6e657720636220303b
6e65772061636220313b
6e6577206162636220323b
6e65772061616162636220333b
6e6577206161616161616162636220343b
6e65772061616161616161616162636220353b
6e657720616161616162636220363b
6e65772060606060808020373b
61636365737320636220313238

6e657720636220303b6e65772061636220313b6e6577206162636220323b6e65772061616162636220333b6e6577206161616161616162636220343b6e65772061616161616161616162636220353b6e657720616161616162636220363b6e65772060606060808020373b616363657373206362203132383b

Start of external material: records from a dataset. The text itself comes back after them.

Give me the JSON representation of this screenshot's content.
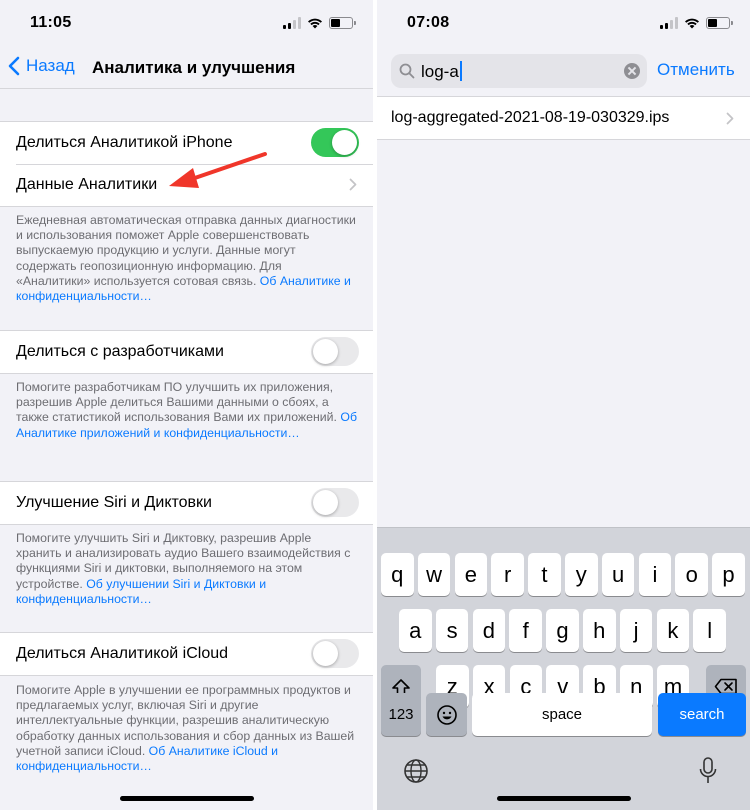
{
  "left": {
    "time": "11:05",
    "nav": {
      "back_label": "Назад",
      "title": "Аналитика и улучшения"
    },
    "group1": {
      "share_iphone_label": "Делиться Аналитикой iPhone",
      "share_iphone_on": true,
      "data_label": "Данные Аналитики"
    },
    "note1": {
      "text": "Ежедневная автоматическая отправка данных диагностики и использования поможет Apple совершенствовать выпускаемую продукцию и услуги. Данные могут содержать геопозиционную информацию. Для «Аналитики» используется сотовая связь.",
      "link": "Об Аналитике и конфиденциальности…"
    },
    "dev": {
      "label": "Делиться с разработчиками",
      "on": false
    },
    "note2": {
      "text": "Помогите разработчикам ПО улучшить их приложения, разрешив Apple делиться Вашими данными о сбоях, а также статистикой использования Вами их приложений.",
      "link": "Об Аналитике приложений и конфиденциальности…"
    },
    "siri": {
      "label": "Улучшение Siri и Диктовки",
      "on": false
    },
    "note3": {
      "text": "Помогите улучшить Siri и Диктовку, разрешив Apple хранить и анализировать аудио Вашего взаимодействия с функциями Siri и диктовки, выполняемого на этом устройстве.",
      "link": "Об улучшении Siri и Диктовки и конфиденциальности…"
    },
    "icloud": {
      "label": "Делиться Аналитикой iCloud",
      "on": false
    },
    "note4": {
      "text": "Помогите Apple в улучшении ее программных продуктов и предлагаемых услуг, включая Siri и другие интеллектуальные функции, разрешив аналитическую обработку данных использования и сбор данных из Вашей учетной записи iCloud.",
      "link": "Об Аналитике iCloud и конфиденциальности…"
    }
  },
  "right": {
    "time": "07:08",
    "search": {
      "value": "log-a",
      "cancel_label": "Отменить"
    },
    "result": "log-aggregated-2021-08-19-030329.ips",
    "keyboard": {
      "row1": [
        "q",
        "w",
        "e",
        "r",
        "t",
        "y",
        "u",
        "i",
        "o",
        "p"
      ],
      "row2": [
        "a",
        "s",
        "d",
        "f",
        "g",
        "h",
        "j",
        "k",
        "l"
      ],
      "row3": [
        "z",
        "x",
        "c",
        "v",
        "b",
        "n",
        "m"
      ],
      "numbers_label": "123",
      "space_label": "space",
      "search_label": "search"
    }
  },
  "colors": {
    "accent": "#0a7aff",
    "toggle_on": "#34c759",
    "arrow": "#f0362a"
  }
}
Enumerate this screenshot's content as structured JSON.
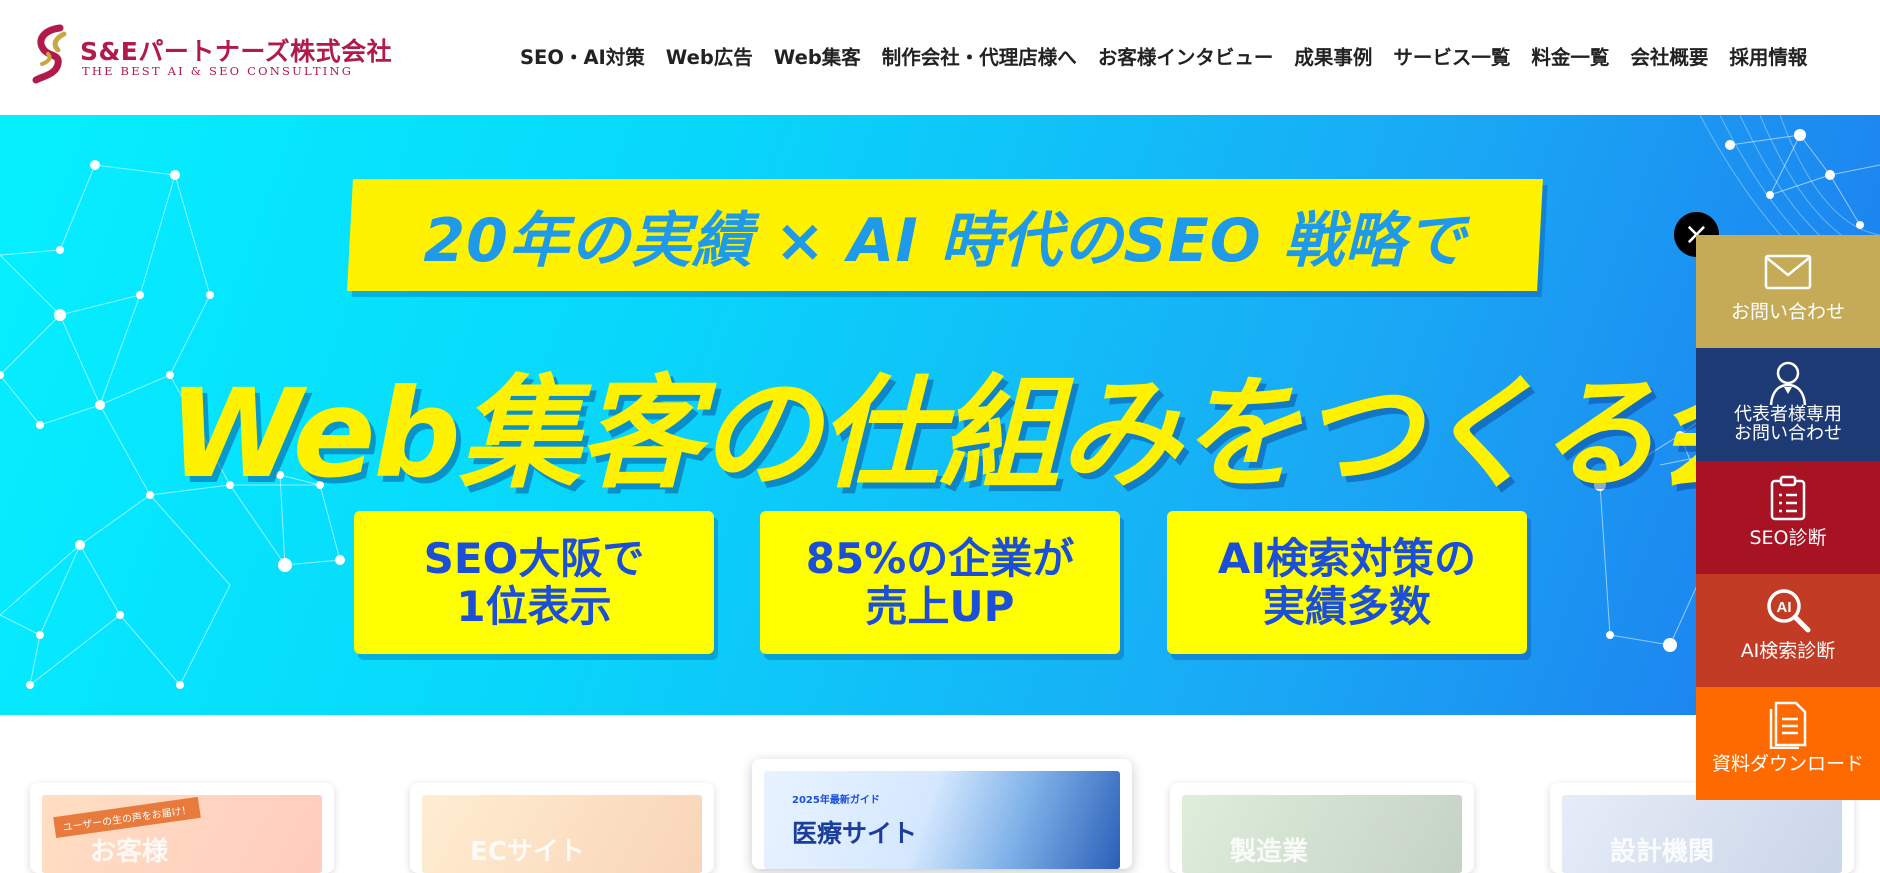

Well, that works, it results in the message "Access granted." but had I been reading the code a little more critically I would have noticed that that does not actually unlock the lock because nowhere in the code is there a call to the interrupt that does that. So where does that leave us? We must have to execute some of our own code to do it. I did go find some information from other folks who have beaten this level, just to see if there was something I'm missing, but I ended up finding out that just getting a user with access granted is not enough. I'm dissapointed because I felt like I really dove into this one and didn't want any hints, but oh well. I tried not to read any specific details, but from this site I came to realize we have to hijack the heap. Maybe I'll spend some time on that and post a part 2.